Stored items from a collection
[Start of Attachment]
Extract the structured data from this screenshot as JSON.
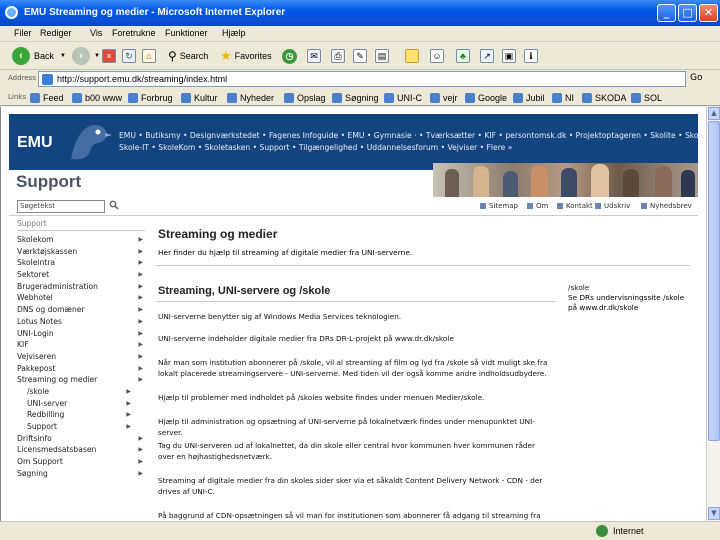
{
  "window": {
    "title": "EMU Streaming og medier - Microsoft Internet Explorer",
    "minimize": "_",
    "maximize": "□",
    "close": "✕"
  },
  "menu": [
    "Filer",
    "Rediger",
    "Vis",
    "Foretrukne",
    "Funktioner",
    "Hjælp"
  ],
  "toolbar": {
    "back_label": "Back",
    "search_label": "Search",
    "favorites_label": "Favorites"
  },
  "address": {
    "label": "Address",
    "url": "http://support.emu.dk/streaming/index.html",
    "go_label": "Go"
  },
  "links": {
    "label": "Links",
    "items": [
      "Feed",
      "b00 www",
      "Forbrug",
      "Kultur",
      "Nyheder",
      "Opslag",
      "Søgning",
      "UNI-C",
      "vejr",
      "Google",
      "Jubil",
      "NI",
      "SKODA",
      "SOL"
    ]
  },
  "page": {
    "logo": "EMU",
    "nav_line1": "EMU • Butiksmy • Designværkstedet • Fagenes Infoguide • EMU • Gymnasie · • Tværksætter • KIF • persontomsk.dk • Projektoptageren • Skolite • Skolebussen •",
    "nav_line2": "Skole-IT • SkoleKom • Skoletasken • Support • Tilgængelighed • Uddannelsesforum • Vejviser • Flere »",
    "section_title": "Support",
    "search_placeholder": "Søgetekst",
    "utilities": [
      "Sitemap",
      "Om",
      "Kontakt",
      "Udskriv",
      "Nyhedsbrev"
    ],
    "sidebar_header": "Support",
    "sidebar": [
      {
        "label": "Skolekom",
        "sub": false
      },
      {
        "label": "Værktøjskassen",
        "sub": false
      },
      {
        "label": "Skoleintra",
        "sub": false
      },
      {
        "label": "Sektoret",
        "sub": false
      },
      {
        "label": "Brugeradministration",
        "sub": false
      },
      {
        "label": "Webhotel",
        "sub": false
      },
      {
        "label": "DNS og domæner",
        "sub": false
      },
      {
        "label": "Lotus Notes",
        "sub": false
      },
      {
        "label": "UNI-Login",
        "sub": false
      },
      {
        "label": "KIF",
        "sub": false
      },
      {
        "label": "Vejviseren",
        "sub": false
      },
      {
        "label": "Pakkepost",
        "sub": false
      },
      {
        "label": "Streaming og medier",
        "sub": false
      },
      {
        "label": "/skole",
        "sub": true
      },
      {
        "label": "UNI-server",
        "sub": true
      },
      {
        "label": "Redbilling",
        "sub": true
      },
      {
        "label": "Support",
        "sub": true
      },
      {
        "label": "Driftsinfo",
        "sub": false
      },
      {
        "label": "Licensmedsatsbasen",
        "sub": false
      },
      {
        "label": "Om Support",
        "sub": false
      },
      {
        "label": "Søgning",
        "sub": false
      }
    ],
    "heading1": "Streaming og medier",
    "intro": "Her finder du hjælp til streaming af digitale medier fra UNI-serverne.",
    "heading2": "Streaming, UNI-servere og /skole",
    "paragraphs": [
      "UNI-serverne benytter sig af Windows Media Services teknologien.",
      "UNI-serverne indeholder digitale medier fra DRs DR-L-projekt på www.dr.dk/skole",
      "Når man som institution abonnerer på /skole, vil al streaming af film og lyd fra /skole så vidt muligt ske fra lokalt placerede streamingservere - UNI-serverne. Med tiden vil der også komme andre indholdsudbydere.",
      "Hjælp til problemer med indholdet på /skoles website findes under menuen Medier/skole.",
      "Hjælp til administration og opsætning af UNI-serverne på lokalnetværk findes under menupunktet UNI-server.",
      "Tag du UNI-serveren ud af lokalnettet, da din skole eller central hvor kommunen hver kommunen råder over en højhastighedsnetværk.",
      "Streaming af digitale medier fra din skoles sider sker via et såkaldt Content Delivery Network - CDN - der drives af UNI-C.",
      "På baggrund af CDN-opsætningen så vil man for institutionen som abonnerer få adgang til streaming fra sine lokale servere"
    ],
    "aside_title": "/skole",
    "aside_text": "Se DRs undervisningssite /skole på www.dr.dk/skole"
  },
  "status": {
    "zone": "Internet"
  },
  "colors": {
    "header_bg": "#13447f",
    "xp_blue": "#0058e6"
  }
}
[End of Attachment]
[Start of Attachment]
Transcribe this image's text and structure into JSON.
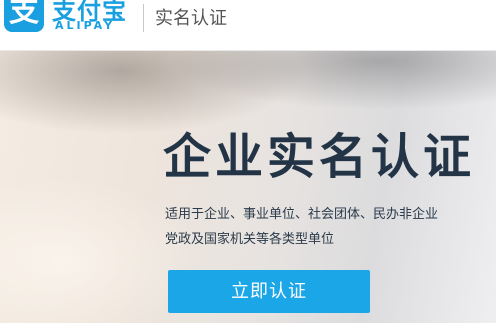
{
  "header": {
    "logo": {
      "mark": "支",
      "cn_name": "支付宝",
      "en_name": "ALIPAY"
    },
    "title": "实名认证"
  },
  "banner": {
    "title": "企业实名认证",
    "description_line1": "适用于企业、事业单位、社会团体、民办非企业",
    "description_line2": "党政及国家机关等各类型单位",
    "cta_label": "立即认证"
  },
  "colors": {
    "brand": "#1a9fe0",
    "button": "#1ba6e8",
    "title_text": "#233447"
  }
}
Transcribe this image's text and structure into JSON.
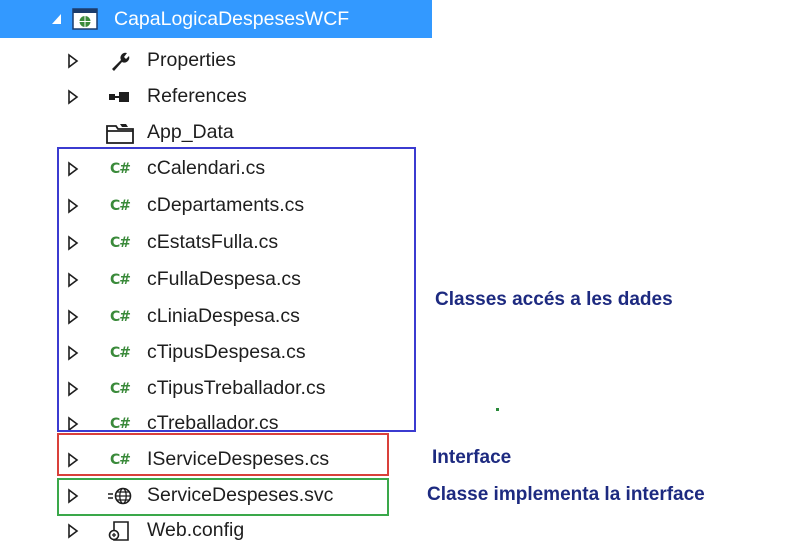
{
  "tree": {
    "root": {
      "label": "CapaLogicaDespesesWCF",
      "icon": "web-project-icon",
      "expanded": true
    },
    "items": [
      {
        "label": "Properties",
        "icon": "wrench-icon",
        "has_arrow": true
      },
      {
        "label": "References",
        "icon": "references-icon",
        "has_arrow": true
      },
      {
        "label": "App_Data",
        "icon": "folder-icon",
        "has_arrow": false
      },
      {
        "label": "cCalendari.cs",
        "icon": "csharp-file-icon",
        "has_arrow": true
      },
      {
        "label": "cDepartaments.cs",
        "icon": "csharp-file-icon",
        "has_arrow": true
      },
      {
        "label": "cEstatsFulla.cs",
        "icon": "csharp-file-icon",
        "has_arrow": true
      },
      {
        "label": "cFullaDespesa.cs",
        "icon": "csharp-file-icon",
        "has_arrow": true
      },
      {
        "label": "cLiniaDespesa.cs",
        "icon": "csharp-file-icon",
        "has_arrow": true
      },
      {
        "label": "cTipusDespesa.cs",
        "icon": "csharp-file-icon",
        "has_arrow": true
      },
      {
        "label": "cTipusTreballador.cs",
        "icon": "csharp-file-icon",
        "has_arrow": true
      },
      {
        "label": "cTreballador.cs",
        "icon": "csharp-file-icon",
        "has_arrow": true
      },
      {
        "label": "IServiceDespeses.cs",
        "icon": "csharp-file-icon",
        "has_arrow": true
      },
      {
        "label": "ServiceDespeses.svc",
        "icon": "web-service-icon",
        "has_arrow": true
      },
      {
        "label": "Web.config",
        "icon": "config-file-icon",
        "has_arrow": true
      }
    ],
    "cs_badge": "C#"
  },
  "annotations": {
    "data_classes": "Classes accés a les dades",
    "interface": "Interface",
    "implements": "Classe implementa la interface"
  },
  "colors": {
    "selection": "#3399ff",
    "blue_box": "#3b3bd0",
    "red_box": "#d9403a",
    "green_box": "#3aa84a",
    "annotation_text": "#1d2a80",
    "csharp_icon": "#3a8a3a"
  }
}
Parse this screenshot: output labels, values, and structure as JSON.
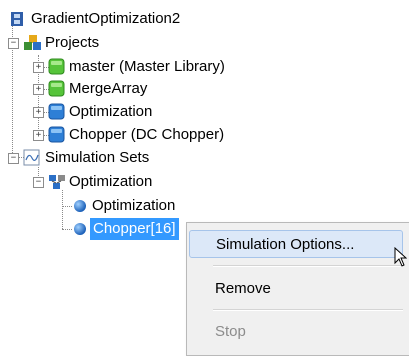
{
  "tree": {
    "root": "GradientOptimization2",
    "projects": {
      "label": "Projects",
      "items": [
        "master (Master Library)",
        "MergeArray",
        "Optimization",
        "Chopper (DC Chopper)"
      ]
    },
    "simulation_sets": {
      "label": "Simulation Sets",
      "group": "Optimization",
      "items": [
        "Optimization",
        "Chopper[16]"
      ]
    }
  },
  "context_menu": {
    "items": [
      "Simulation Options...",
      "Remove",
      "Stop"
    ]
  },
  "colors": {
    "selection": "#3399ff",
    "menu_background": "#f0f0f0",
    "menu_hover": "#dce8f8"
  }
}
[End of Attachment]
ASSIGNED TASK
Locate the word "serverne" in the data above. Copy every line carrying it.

EXERCISE OUTPUT
    "intro": "Her finder du hjælp til streaming af digitale medier fra UNI-serverne.",
      "UNI-serverne benytter sig af Windows Media Services teknologien.",
      "UNI-serverne indeholder digitale medier fra DRs DR-L-projekt på www.dr.dk/skole",
      "Når man som institution abonnerer på /skole, vil al streaming af film og lyd fra /skole så vidt muligt ske fra lokalt placerede streamingservere - UNI-serverne. Med tiden vil der også komme andre indholdsudbydere.",
      "Hjælp til administration og opsætning af UNI-serverne på lokalnetværk findes under menupunktet UNI-server.",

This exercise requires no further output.